Foucault, Politics, and Violence

Author: Johanna Oksala

Publisher: Northwestern University Press

ISBN: 9780810128026

Category: Philosophy

Page: 203

View: 714

The politicization of ontology -- Foundational violence -- Dangerous animals -- The politics of gendered violence -- Political life -- The management of state violence -- The political ontology of neoliberalism -- Violence and neoliberal governmentality -- Terror and political spirituality.
For Foucault

Author: Mark G. E. Kelly

Publisher: State University of New York Press

ISBN: 9781438467627

Category: Philosophy

Page: 204

View: 754

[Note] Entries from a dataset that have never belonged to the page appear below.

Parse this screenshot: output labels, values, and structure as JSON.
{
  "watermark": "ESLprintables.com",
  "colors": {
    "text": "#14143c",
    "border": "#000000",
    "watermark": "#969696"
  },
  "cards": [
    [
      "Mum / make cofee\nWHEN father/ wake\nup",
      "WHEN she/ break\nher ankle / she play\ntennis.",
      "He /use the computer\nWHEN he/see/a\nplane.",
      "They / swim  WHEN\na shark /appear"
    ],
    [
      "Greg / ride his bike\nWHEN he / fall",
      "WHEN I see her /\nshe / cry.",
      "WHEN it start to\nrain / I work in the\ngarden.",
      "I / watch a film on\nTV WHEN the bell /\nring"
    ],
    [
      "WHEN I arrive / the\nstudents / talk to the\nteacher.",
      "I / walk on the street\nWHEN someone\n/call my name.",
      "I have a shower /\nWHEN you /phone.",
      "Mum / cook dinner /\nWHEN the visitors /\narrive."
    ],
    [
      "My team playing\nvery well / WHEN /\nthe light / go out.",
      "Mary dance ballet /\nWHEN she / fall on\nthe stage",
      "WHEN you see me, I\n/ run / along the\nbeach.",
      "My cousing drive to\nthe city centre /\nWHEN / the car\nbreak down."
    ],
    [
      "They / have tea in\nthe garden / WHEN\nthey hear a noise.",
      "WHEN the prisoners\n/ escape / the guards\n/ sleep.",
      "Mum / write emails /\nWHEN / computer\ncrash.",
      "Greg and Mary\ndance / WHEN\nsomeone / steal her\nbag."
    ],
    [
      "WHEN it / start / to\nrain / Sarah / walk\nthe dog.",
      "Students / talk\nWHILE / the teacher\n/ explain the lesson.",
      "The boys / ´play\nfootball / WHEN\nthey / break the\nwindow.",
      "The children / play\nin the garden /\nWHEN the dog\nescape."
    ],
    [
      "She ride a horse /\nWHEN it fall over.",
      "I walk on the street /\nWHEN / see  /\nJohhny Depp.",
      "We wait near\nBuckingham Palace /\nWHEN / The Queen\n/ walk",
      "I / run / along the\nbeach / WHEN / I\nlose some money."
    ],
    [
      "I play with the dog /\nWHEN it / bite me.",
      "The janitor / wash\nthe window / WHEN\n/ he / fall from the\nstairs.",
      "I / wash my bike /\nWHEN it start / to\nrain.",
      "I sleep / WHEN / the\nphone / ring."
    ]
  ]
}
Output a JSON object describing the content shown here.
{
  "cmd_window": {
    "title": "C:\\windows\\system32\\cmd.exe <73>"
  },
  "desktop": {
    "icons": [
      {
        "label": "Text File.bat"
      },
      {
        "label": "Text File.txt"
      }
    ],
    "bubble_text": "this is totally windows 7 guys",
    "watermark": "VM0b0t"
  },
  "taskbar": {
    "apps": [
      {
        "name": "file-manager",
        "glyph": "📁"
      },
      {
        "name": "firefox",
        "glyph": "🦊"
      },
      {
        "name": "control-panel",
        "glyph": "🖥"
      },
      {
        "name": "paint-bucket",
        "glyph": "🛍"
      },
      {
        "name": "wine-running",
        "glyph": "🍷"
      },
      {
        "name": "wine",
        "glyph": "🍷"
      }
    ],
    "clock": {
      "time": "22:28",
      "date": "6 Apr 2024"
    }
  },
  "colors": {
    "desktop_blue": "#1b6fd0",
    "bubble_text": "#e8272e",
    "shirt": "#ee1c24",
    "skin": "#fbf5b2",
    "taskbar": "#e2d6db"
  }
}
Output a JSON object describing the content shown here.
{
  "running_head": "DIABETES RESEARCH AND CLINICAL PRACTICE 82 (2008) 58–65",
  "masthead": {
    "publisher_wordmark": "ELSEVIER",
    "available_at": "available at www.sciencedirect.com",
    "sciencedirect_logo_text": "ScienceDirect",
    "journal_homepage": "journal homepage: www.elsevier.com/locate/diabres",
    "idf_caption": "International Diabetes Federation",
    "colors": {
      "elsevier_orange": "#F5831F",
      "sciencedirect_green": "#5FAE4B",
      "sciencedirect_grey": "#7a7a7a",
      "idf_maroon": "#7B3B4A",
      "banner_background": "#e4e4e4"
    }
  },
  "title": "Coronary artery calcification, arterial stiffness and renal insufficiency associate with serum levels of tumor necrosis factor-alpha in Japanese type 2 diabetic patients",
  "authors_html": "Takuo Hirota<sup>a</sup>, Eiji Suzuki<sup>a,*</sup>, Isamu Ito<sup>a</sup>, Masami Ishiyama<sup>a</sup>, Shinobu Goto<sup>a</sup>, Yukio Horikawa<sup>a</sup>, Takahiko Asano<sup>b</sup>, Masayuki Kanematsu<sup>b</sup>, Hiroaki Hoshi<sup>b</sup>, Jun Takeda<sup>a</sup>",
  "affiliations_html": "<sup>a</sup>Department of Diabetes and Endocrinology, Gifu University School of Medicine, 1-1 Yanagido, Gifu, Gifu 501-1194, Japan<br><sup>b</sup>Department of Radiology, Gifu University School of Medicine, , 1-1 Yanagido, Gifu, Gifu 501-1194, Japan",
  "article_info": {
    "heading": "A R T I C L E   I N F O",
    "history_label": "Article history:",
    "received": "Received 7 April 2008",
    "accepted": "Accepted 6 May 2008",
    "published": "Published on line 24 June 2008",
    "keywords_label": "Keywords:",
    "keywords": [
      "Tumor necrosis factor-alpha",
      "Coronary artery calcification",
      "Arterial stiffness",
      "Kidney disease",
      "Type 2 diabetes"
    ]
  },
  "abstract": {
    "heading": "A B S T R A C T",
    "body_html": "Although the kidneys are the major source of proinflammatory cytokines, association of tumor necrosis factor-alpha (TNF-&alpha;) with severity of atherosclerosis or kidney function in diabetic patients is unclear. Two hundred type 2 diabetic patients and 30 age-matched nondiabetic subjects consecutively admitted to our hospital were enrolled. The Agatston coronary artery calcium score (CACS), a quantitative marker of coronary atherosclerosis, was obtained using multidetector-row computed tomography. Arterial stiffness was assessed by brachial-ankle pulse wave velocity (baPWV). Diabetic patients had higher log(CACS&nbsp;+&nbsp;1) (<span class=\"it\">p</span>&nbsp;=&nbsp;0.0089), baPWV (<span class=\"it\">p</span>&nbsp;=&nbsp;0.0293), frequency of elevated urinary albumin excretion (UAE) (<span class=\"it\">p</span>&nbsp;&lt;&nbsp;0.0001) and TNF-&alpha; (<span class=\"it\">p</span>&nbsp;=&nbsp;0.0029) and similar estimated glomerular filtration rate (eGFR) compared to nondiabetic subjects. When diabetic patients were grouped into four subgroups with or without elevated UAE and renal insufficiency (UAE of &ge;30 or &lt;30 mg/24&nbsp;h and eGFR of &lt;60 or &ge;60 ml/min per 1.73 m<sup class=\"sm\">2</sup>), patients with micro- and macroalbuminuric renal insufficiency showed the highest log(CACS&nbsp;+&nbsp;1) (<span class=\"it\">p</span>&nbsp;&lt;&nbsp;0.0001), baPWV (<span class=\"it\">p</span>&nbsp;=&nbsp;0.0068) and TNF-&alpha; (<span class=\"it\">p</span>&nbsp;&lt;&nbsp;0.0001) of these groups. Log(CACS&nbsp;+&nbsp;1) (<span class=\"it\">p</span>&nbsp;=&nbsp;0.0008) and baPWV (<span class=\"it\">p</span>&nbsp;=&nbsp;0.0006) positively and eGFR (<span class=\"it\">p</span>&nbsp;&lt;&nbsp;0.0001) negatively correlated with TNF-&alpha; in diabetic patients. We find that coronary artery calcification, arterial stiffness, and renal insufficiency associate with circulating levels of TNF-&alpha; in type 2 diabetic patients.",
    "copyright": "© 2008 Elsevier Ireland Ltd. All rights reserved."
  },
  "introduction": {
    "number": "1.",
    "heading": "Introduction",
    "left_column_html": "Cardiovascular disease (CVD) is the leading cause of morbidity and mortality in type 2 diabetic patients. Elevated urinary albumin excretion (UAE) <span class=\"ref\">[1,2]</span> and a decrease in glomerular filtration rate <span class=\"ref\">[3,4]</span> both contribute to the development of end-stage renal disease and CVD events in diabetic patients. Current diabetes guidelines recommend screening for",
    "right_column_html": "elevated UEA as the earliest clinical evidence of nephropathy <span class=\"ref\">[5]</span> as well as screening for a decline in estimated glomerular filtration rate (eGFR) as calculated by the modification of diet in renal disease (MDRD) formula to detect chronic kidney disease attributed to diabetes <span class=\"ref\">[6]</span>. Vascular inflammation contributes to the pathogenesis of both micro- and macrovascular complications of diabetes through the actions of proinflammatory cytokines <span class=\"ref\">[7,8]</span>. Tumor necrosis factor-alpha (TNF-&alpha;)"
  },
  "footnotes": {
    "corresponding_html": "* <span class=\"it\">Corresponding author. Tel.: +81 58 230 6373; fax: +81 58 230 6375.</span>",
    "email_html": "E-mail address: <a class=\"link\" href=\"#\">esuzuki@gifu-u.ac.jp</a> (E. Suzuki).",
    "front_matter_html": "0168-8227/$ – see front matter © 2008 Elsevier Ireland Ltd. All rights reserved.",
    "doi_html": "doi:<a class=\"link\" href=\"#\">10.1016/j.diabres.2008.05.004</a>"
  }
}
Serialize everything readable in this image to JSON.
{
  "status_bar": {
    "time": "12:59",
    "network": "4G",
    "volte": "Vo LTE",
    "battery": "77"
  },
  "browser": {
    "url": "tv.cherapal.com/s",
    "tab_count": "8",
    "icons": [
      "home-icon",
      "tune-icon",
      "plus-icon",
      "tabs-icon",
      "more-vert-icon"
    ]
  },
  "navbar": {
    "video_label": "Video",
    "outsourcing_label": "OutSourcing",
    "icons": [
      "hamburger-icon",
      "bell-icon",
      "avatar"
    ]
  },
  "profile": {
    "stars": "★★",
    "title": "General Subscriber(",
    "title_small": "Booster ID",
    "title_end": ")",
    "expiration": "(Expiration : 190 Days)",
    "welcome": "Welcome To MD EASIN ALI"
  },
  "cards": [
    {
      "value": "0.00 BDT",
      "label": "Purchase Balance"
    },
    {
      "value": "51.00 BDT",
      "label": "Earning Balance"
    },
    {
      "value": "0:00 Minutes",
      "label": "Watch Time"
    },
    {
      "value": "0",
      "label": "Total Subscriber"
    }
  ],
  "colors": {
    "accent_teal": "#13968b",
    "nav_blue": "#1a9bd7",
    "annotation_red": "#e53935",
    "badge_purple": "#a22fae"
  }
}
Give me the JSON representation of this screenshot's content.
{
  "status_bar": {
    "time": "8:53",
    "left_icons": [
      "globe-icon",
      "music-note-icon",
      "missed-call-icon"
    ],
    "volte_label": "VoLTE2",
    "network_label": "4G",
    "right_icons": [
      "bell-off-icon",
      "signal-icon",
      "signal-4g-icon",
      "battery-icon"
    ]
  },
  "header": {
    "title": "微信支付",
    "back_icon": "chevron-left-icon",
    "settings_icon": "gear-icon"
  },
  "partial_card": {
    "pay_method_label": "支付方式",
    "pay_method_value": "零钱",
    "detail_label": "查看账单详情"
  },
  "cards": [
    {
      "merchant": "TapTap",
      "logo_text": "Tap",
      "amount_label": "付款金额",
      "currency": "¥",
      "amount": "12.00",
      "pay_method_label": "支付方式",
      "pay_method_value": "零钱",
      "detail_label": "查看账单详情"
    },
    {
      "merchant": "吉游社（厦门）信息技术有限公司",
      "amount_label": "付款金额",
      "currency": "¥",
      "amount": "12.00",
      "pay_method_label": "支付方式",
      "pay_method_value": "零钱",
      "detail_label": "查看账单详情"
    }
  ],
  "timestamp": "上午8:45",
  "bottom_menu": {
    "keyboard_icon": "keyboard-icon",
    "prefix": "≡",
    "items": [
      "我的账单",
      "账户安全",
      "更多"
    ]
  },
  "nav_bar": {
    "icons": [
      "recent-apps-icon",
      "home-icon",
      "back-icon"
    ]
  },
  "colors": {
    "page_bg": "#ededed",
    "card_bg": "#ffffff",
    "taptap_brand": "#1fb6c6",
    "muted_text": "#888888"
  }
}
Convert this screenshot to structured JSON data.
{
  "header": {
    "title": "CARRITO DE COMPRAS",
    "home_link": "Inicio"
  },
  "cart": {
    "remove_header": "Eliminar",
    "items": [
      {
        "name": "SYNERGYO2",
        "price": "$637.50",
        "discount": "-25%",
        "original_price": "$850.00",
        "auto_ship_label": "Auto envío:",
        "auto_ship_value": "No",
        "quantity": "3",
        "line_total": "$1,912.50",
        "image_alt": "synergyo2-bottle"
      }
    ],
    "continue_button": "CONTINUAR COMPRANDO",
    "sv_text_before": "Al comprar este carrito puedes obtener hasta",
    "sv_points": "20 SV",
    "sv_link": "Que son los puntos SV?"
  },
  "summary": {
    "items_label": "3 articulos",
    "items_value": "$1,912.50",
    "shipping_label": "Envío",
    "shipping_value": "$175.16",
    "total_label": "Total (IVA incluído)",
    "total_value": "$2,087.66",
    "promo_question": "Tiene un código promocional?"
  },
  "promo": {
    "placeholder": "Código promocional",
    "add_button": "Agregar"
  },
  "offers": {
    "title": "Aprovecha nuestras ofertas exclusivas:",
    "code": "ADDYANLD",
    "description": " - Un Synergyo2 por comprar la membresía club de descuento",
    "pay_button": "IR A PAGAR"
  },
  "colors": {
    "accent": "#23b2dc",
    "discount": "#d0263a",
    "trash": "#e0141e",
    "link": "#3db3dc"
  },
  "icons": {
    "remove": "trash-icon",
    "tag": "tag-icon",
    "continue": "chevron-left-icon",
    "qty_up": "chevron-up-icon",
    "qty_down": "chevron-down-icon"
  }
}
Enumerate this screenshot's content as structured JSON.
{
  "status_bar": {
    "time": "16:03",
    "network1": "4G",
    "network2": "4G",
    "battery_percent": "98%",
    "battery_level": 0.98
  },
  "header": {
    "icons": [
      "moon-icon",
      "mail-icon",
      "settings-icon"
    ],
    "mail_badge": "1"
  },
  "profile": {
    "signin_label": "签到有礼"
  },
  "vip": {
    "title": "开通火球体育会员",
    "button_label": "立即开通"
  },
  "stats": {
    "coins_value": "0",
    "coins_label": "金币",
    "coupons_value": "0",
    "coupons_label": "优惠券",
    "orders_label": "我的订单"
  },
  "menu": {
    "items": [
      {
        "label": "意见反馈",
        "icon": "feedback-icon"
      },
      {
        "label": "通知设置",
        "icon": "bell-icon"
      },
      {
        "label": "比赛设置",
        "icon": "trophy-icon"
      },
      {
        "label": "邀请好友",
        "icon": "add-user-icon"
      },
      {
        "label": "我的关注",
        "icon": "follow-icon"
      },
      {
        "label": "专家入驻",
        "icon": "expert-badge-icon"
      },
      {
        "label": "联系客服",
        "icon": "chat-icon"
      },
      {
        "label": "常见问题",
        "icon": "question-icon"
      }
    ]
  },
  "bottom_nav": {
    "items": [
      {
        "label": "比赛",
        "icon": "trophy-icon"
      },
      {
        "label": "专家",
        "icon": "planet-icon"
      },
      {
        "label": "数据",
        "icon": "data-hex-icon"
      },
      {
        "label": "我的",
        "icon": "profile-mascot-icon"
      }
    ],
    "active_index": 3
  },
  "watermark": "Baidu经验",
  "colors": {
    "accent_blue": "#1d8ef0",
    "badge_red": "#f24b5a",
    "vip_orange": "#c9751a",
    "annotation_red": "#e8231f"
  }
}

Calls for a Foucauldian approach to political thought that is intrinsically resistant to power and subordination to public policy. This book comprises a series of staged confrontations between the thought of Michel Foucault and a cast of other figures in European and Anglophone political philosophy, including Marx, Lenin, Althusser, Deleuze, Rorty, Honneth, and Geuss. Focusing on the status of normativity in their thought, Mark G. E. Kelly explains how Foucault’s position in relation to political theory is different, and, over the course of the book, describes a distinctive Foucauldian stance in political thought that is maximally anti-normative, anti-theoretical, and anti-political. For Foucault aims to undermine attempts to discern the appropriate form of political action, instead putting forward a rigorously critical program for a political theory that lacks any moralizing or totalizing dimension, and serves only to side with resistance against power, and never with power itself. Looking at attempts to think radically about politics from Marx to the present day, Kelly traces a novel history of political thought as a trend of attempts to overcome the constraints of normativity, theoreticism, and subordination to public policy. He concludes by assessing and rejecting recent attempts to reclaim Foucault for a form of normative politics by associating him with neoliberalism. Mark G. E. Kelly is Associate Professor and ARC Future Fellow in the School of Humanities and Communication Arts at Western Sydney University in Australia. His books include Foucault and Politics: A Critical Introduction; Biopolitical Imperialism; and The Political Philosophy of Michel Foucault.